> **Task description**: Only the lines that include "Admin" should be copied from the data below.

Data about app and page elements
:::
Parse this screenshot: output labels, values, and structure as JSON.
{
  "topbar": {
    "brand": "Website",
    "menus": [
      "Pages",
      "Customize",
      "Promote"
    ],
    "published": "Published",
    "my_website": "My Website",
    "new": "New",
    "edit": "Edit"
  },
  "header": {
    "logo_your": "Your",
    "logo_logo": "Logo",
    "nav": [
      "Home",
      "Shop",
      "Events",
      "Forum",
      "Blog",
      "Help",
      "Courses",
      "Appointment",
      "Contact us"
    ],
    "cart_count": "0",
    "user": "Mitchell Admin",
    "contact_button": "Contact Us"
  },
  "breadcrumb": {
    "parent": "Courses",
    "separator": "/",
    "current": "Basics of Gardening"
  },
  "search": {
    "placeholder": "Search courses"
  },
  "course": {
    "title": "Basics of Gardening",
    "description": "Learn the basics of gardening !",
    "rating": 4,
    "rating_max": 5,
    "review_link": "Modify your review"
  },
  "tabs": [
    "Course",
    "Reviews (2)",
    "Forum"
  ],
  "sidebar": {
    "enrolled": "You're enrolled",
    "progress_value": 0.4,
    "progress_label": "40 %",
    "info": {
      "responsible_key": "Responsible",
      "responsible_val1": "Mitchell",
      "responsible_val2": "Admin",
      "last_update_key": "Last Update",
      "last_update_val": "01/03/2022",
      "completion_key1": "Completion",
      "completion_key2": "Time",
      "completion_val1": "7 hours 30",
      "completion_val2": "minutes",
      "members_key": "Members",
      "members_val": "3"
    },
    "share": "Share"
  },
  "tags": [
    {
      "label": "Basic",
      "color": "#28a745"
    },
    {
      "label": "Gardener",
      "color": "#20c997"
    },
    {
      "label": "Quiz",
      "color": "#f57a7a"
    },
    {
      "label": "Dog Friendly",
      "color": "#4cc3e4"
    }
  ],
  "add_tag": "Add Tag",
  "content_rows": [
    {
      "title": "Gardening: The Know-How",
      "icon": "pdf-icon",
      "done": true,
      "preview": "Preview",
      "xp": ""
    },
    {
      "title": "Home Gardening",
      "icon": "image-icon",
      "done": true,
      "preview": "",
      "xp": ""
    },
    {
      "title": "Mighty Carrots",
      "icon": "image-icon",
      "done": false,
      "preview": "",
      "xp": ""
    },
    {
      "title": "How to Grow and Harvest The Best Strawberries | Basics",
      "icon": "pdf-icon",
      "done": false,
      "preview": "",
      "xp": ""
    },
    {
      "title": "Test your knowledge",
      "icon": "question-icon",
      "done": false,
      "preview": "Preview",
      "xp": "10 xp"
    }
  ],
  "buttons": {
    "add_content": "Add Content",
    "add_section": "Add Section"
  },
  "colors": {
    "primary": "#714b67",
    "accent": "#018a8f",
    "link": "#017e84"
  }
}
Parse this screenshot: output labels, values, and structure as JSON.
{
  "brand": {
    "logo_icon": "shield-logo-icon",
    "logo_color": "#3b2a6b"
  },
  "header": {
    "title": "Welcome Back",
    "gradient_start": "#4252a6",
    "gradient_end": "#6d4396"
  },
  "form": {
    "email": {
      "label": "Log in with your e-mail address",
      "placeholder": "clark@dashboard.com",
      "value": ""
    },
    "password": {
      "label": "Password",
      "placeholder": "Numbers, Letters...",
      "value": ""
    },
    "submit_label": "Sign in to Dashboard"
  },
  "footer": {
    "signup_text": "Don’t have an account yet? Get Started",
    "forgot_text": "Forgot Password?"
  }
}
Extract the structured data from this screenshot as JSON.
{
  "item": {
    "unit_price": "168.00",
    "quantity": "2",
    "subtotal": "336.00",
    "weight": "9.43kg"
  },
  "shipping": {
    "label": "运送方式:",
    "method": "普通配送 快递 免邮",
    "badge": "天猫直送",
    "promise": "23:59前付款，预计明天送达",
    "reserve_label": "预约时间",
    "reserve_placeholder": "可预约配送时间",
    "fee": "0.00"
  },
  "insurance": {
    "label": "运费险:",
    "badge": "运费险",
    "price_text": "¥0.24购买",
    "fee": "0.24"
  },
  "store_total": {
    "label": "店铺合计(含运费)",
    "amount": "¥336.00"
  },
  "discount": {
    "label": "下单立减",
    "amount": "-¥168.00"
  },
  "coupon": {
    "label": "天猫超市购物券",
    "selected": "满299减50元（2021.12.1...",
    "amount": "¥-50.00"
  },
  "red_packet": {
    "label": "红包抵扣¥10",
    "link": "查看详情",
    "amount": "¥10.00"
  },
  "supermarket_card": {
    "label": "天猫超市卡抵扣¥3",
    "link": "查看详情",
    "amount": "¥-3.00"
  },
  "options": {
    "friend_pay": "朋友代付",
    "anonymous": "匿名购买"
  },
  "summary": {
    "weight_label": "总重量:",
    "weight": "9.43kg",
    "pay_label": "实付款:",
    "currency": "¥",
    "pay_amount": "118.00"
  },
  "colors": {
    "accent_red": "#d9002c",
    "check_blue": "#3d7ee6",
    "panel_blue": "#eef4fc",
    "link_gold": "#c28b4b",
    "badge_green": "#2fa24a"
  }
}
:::
> **Exercise answer**:
    "user": "Mitchell Admin",
      "responsible_val2": "Admin",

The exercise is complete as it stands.